[[ DATA TO PROCESS open ]]

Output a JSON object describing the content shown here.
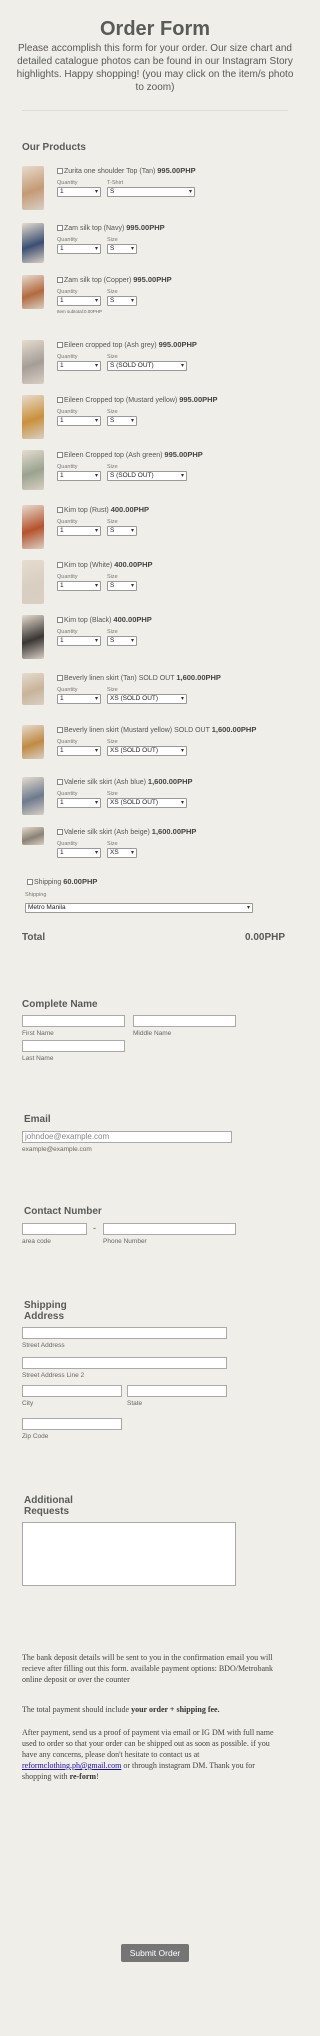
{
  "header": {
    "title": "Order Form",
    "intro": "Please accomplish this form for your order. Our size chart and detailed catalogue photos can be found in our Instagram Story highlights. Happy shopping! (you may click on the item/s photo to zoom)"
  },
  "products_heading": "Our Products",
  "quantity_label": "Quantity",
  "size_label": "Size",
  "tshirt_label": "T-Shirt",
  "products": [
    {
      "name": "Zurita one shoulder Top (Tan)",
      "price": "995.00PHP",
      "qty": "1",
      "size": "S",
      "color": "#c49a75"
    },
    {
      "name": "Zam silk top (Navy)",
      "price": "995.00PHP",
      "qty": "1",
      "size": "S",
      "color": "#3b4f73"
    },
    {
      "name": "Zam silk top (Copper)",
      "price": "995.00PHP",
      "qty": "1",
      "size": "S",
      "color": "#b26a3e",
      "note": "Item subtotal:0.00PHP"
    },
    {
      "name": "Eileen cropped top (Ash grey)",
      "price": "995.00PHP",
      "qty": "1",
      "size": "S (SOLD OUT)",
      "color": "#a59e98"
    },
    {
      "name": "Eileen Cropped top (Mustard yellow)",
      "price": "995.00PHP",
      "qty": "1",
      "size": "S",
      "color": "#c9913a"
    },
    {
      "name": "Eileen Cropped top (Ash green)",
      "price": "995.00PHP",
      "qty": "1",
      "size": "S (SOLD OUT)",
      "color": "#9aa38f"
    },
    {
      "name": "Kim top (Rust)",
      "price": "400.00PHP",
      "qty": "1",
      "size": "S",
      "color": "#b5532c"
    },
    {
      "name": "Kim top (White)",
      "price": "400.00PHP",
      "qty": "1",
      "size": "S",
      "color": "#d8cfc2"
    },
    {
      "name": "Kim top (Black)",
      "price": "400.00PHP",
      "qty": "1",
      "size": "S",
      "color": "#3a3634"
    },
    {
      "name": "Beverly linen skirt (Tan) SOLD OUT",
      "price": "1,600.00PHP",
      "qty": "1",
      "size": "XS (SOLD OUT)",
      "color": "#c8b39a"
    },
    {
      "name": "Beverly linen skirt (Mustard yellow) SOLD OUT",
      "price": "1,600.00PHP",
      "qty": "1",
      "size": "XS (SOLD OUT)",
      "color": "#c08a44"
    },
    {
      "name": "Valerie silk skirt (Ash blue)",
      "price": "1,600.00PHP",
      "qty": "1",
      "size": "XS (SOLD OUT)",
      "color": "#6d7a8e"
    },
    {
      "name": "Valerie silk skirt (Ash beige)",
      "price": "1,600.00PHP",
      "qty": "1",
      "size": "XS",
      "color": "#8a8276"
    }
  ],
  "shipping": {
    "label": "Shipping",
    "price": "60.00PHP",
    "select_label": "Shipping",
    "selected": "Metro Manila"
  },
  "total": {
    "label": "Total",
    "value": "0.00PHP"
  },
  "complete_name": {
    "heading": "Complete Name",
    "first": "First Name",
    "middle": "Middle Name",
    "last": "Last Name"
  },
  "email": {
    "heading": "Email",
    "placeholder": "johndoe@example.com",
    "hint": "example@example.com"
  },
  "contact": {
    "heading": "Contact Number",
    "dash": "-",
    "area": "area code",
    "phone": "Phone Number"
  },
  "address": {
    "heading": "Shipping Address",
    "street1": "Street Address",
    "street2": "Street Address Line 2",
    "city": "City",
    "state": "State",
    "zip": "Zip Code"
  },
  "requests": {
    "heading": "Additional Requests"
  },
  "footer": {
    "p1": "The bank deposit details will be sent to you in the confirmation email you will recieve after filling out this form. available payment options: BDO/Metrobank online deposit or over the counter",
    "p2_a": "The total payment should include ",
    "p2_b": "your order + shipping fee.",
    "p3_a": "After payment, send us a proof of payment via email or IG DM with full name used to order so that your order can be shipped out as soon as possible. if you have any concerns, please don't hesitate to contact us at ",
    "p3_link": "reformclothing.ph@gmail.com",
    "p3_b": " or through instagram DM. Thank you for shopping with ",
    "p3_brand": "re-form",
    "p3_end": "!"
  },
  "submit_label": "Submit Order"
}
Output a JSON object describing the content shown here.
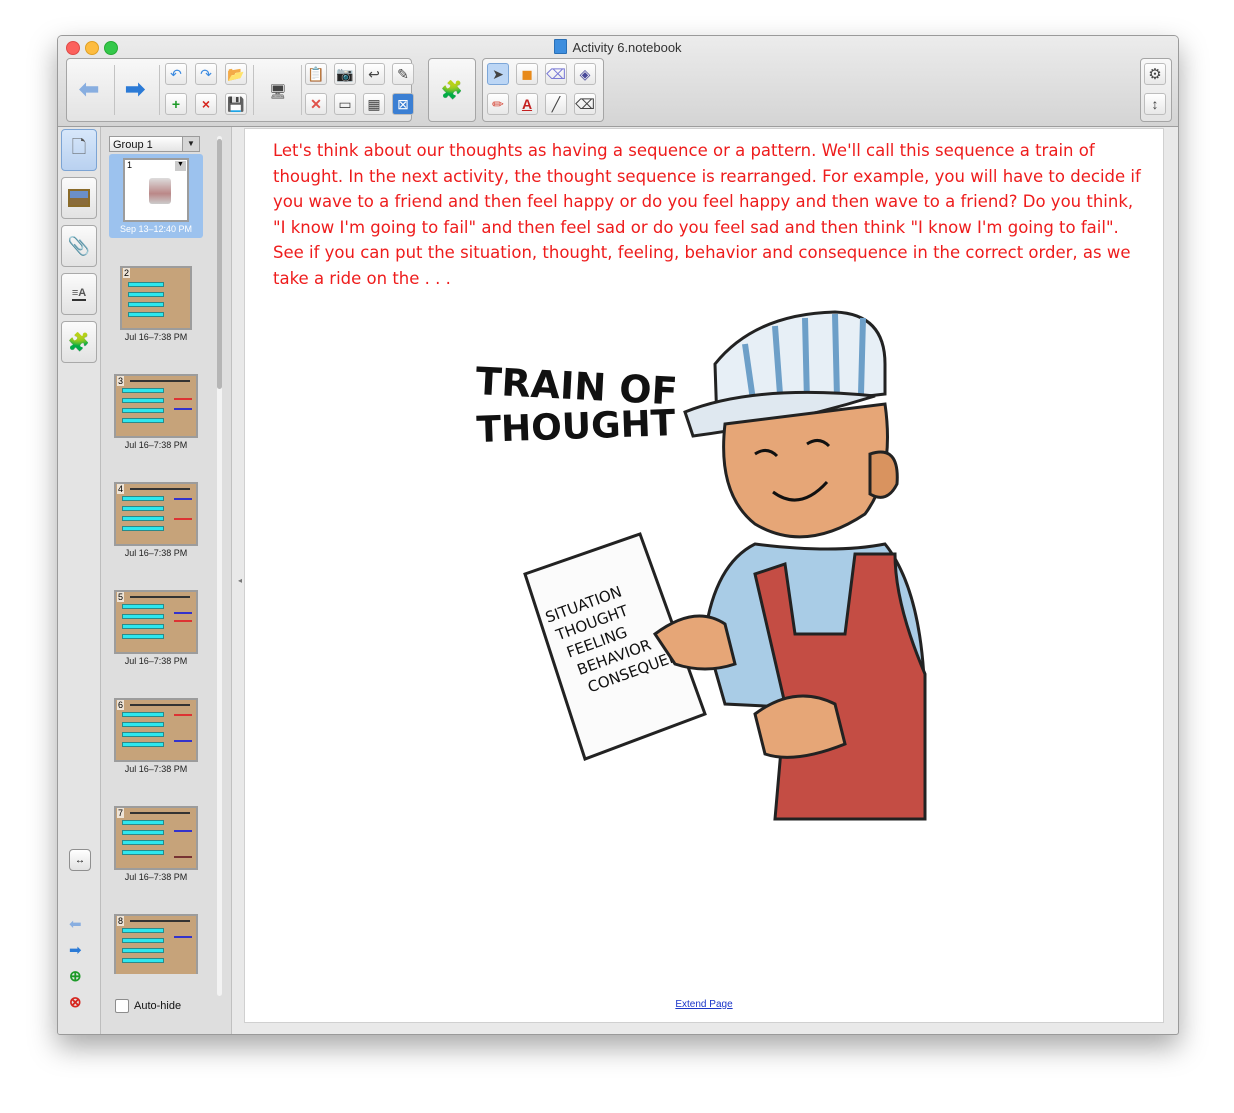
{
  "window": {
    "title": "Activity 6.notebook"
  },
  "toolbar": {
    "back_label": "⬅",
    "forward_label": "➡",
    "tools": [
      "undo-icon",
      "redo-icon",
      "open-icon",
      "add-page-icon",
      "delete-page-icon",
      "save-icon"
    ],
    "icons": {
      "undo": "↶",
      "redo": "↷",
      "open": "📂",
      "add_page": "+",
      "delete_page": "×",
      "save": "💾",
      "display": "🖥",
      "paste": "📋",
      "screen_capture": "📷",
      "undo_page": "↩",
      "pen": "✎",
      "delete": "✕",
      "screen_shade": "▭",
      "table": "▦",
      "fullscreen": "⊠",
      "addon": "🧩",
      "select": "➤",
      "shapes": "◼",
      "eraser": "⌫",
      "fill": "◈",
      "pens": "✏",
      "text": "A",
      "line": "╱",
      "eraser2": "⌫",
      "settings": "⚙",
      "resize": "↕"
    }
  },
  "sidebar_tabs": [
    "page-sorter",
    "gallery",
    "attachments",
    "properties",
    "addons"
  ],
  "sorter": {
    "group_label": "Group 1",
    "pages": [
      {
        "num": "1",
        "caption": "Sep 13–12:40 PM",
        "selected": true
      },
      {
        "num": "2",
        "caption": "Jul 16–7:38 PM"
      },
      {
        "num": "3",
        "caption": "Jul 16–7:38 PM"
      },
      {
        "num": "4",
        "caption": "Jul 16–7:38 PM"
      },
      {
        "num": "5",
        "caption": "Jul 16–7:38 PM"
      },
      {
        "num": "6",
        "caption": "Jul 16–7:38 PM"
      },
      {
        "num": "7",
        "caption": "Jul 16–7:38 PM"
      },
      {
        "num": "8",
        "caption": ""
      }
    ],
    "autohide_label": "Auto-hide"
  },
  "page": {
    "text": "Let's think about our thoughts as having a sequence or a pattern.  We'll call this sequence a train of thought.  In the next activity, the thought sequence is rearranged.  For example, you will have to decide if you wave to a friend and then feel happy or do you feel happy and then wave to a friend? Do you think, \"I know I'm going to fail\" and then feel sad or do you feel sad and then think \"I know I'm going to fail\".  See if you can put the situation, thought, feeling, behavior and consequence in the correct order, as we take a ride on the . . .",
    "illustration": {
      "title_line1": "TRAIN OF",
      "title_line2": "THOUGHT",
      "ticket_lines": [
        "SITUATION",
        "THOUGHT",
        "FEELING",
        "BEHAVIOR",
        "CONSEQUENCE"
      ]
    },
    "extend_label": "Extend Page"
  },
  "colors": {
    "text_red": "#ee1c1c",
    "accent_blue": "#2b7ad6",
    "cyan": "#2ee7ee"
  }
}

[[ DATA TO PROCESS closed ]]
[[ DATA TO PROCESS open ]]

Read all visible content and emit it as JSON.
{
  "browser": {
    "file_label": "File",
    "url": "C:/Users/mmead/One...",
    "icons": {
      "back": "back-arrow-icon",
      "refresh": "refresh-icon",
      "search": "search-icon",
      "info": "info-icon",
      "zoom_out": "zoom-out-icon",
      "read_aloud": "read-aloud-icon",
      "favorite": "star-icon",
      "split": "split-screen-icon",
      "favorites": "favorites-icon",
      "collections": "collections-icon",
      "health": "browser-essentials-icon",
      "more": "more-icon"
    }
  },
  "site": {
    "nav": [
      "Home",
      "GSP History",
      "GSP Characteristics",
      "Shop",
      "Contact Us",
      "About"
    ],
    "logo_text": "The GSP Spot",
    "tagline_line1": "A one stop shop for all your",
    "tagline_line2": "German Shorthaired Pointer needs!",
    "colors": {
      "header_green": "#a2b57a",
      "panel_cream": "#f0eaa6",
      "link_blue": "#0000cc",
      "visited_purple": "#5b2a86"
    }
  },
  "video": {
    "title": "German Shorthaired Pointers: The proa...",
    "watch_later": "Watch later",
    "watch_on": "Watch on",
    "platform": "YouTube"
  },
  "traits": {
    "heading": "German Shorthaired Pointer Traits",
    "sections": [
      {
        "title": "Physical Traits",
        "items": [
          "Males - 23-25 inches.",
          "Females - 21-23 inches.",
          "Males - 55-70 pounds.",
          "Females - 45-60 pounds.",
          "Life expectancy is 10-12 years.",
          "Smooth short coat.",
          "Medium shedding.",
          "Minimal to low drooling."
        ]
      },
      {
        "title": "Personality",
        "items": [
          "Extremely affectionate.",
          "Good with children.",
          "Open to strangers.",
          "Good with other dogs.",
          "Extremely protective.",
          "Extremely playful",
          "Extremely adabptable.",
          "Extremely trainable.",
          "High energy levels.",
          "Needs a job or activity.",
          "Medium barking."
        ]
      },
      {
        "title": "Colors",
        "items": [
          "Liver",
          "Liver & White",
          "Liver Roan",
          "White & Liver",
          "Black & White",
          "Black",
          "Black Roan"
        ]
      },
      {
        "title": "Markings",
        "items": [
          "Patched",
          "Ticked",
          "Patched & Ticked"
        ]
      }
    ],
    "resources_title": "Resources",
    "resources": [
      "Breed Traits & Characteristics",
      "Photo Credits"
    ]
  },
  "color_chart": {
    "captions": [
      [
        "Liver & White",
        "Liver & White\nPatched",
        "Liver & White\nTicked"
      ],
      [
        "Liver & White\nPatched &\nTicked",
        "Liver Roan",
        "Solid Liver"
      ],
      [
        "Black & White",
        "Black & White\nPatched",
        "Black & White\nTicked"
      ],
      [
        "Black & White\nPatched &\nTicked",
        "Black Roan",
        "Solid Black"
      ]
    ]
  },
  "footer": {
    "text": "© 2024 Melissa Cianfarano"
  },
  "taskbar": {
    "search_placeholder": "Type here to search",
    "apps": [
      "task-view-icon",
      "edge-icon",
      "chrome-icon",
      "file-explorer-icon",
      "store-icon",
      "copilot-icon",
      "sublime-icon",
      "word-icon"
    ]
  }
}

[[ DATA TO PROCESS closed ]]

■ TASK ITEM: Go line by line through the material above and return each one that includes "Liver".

■ SOLUTION TO THE EXERCISE:
          "Liver",
          "Liver & White",
          "Liver Roan",
          "White & Liver",
        "Liver & White",
        "Liver & White\nPatched",
        "Liver & White\nTicked"
        "Liver & White\nPatched &\nTicked",
        "Liver Roan",
        "Solid Liver"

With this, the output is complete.